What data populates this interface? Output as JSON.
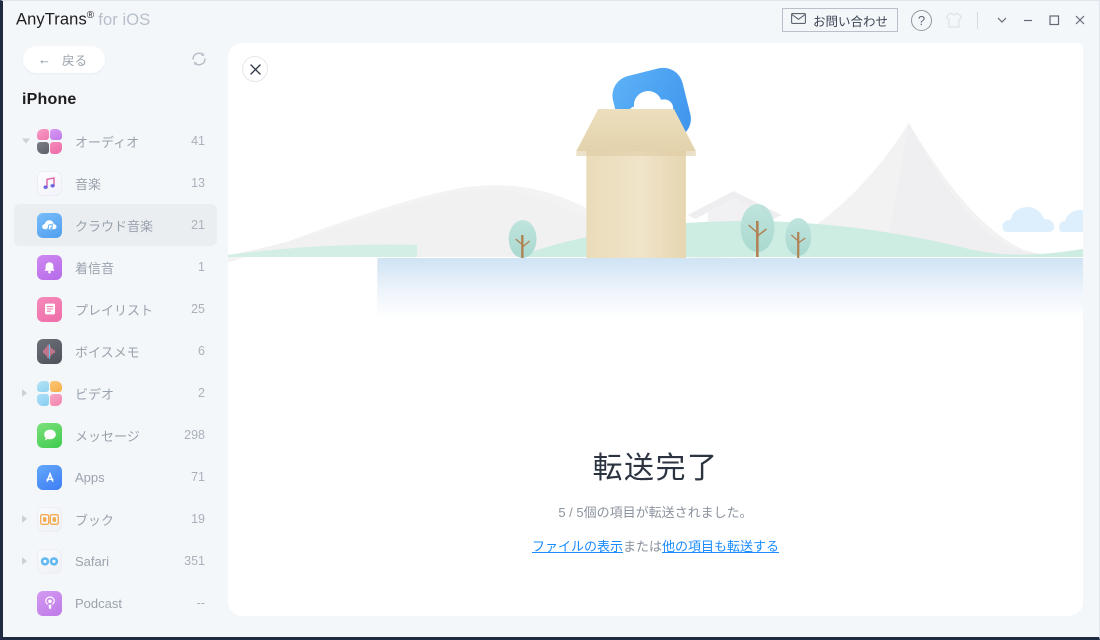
{
  "titlebar": {
    "app_name": "AnyTrans",
    "reg_mark": "®",
    "for_ios": "for iOS",
    "contact_label": "お問い合わせ",
    "mail_icon": "mail-icon",
    "help_icon": "question-mark-icon",
    "shirt_icon": "tshirt-icon",
    "chevron_icon": "chevron-down-icon",
    "minimize_icon": "minimize-icon",
    "maximize_icon": "maximize-icon",
    "close_icon": "close-icon"
  },
  "sidebar": {
    "back_label": "戻る",
    "back_arrow": "←",
    "refresh_icon": "refresh-icon",
    "device_name": "iPhone",
    "items": [
      {
        "label": "オーディオ",
        "count": "41",
        "level": 0,
        "caret": "down",
        "icon": "audio-group-icon",
        "selected": false
      },
      {
        "label": "音楽",
        "count": "13",
        "level": 1,
        "caret": "",
        "icon": "music-icon",
        "selected": false
      },
      {
        "label": "クラウド音楽",
        "count": "21",
        "level": 1,
        "caret": "",
        "icon": "cloud-music-icon",
        "selected": true
      },
      {
        "label": "着信音",
        "count": "1",
        "level": 1,
        "caret": "",
        "icon": "ringtone-icon",
        "selected": false
      },
      {
        "label": "プレイリスト",
        "count": "25",
        "level": 1,
        "caret": "",
        "icon": "playlist-icon",
        "selected": false
      },
      {
        "label": "ボイスメモ",
        "count": "6",
        "level": 1,
        "caret": "",
        "icon": "voice-memo-icon",
        "selected": false
      },
      {
        "label": "ビデオ",
        "count": "2",
        "level": 0,
        "caret": "right",
        "icon": "video-group-icon",
        "selected": false
      },
      {
        "label": "メッセージ",
        "count": "298",
        "level": 0,
        "caret": "",
        "icon": "messages-icon",
        "selected": false
      },
      {
        "label": "Apps",
        "count": "71",
        "level": 0,
        "caret": "",
        "icon": "app-store-icon",
        "selected": false
      },
      {
        "label": "ブック",
        "count": "19",
        "level": 0,
        "caret": "right",
        "icon": "books-icon",
        "selected": false
      },
      {
        "label": "Safari",
        "count": "351",
        "level": 0,
        "caret": "right",
        "icon": "safari-icon",
        "selected": false
      },
      {
        "label": "Podcast",
        "count": "--",
        "level": 0,
        "caret": "",
        "icon": "podcast-icon",
        "selected": false
      }
    ]
  },
  "content": {
    "close_icon": "close-icon",
    "illustration": "transfer-complete-box-landscape-illustration",
    "title": "転送完了",
    "subtitle": "5 / 5個の項目が転送されました。",
    "link_view_files": "ファイルの表示",
    "links_conjunction": "または",
    "link_transfer_more": "他の項目も転送する"
  },
  "colors": {
    "accent_link": "#1a8cff",
    "sidebar_bg": "#f4f7fa",
    "panel_bg": "#ffffff",
    "window_border": "#1f2b40",
    "selected_row": "#eaeef1"
  }
}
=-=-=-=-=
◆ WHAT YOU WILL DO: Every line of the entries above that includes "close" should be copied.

◆ WRITTEN SOLUTION:
    "close_icon": "close-icon"
    "close_icon": "close-icon",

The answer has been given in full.